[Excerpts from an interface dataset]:
====
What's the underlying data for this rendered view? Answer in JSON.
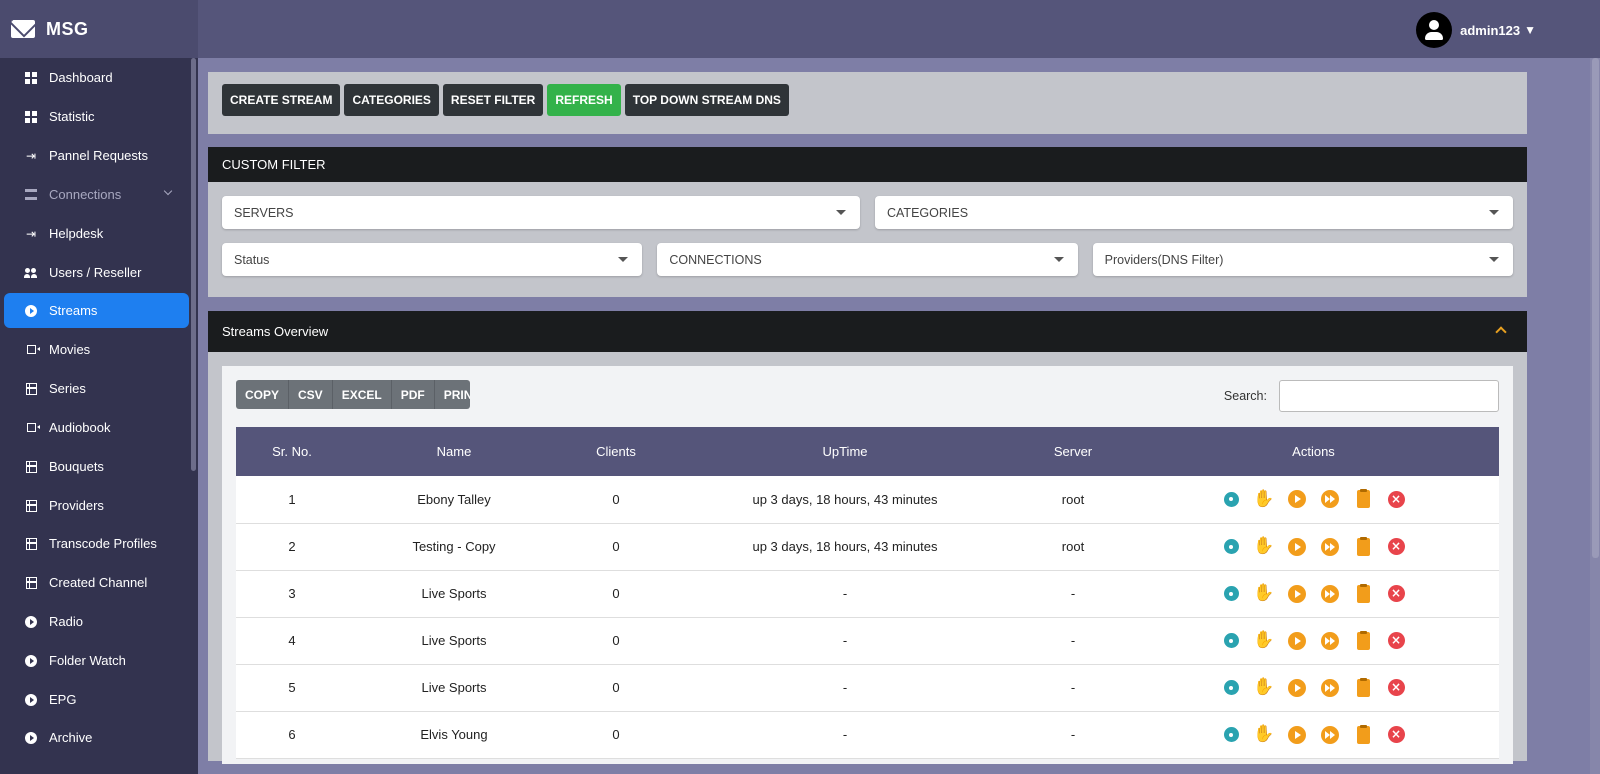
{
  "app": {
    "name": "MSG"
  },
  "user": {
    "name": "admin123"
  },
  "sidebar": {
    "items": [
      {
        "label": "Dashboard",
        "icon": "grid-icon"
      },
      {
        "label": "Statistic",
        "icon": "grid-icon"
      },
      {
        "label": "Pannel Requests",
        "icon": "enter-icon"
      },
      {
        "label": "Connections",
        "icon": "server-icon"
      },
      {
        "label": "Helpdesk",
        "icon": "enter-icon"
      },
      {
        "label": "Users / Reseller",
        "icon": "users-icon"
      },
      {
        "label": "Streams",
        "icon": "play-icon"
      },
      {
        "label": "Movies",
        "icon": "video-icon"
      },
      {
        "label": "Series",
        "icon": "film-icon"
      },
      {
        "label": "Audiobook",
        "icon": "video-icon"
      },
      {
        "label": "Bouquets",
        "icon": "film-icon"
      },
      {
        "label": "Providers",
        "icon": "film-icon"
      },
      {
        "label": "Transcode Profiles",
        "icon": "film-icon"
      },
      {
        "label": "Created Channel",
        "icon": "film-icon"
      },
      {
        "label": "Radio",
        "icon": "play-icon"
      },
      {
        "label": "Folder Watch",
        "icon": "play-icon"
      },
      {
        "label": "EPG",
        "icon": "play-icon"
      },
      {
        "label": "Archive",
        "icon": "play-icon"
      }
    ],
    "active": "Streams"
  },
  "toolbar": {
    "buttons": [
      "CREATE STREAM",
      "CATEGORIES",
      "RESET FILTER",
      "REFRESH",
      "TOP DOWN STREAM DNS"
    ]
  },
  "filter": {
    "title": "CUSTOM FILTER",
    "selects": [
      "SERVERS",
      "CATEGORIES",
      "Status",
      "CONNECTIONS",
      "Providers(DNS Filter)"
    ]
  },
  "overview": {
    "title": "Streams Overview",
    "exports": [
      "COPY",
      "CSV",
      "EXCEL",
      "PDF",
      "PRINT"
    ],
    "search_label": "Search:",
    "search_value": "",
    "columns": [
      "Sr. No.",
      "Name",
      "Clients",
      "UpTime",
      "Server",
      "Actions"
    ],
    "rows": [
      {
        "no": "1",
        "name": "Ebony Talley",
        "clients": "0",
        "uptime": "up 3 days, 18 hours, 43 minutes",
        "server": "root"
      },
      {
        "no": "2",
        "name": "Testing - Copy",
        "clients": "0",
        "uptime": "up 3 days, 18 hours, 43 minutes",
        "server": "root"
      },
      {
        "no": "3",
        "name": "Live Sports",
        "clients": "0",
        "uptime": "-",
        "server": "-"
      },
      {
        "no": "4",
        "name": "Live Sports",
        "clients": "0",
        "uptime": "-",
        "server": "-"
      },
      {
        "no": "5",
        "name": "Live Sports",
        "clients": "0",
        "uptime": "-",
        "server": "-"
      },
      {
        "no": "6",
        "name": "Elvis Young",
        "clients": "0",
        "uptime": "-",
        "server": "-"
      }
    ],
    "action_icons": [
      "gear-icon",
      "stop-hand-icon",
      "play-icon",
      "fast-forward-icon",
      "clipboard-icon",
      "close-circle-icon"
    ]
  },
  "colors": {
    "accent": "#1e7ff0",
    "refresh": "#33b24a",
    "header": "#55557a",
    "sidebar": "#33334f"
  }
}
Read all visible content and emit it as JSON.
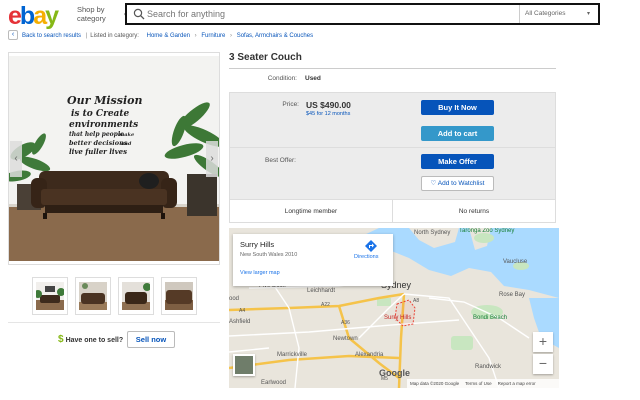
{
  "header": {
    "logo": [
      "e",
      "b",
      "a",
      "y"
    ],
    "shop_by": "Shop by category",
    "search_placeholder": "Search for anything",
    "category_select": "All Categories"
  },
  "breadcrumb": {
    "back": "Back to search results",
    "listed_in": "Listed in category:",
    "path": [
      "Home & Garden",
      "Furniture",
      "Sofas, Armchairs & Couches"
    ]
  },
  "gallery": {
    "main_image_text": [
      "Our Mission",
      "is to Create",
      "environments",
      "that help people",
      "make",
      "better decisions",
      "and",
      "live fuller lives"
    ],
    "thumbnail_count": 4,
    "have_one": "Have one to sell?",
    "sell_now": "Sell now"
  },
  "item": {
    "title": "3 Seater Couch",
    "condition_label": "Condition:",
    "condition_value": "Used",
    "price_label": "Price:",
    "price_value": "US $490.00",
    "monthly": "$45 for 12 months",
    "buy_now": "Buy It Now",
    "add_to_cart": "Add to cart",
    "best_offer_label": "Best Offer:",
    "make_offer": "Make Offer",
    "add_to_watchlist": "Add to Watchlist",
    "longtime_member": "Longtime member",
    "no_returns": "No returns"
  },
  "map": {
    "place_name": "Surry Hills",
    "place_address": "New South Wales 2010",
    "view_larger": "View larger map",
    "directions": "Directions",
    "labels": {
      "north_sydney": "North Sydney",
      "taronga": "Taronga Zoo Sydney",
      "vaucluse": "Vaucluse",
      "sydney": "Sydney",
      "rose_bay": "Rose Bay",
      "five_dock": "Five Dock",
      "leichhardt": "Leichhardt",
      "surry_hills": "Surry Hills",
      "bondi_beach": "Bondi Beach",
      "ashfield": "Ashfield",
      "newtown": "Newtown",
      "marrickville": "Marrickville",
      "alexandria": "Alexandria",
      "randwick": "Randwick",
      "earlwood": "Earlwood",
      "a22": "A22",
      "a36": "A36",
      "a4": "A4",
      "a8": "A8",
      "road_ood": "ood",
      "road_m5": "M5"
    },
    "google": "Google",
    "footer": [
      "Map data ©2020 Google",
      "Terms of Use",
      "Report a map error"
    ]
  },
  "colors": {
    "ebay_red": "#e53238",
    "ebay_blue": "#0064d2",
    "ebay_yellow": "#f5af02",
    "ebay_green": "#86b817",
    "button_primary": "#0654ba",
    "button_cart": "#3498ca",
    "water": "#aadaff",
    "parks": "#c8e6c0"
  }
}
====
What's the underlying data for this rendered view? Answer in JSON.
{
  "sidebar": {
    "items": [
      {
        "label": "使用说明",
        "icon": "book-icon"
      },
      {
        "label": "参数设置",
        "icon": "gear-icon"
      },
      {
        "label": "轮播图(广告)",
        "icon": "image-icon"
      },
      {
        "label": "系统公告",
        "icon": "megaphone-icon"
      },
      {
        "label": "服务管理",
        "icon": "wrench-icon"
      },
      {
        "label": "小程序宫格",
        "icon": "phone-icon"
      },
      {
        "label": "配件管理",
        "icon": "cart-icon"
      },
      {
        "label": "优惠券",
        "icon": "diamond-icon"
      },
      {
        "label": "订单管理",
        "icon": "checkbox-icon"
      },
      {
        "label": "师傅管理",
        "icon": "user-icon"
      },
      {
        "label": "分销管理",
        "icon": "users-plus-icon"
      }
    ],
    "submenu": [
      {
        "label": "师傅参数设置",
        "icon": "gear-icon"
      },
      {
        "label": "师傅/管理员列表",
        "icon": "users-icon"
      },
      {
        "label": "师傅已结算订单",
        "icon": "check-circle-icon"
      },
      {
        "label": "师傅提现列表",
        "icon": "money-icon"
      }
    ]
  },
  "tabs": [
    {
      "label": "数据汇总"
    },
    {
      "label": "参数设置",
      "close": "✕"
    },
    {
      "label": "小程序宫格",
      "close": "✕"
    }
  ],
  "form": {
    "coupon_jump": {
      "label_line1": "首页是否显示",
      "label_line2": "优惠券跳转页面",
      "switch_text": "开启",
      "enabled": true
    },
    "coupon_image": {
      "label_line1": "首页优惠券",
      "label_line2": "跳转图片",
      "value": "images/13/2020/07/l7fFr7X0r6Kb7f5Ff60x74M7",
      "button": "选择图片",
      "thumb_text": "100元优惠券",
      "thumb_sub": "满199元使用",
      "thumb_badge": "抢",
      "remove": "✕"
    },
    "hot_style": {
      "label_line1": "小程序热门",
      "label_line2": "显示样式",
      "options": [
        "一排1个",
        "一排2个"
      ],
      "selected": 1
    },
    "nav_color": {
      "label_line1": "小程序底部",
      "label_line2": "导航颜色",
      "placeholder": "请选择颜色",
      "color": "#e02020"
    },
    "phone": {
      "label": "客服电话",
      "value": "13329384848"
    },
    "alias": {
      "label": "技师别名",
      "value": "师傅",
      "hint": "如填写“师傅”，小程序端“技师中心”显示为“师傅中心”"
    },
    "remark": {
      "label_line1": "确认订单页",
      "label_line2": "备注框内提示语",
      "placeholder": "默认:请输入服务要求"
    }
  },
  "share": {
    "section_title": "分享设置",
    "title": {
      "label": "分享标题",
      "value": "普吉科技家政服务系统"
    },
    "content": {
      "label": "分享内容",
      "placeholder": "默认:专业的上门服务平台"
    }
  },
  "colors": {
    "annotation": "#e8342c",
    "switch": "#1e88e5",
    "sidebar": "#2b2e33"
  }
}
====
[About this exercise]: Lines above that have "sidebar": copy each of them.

[Answer space]:
  "sidebar": {
    "sidebar": "#33334f"
  "sidebar": {
    "sidebar": "#2b2e33"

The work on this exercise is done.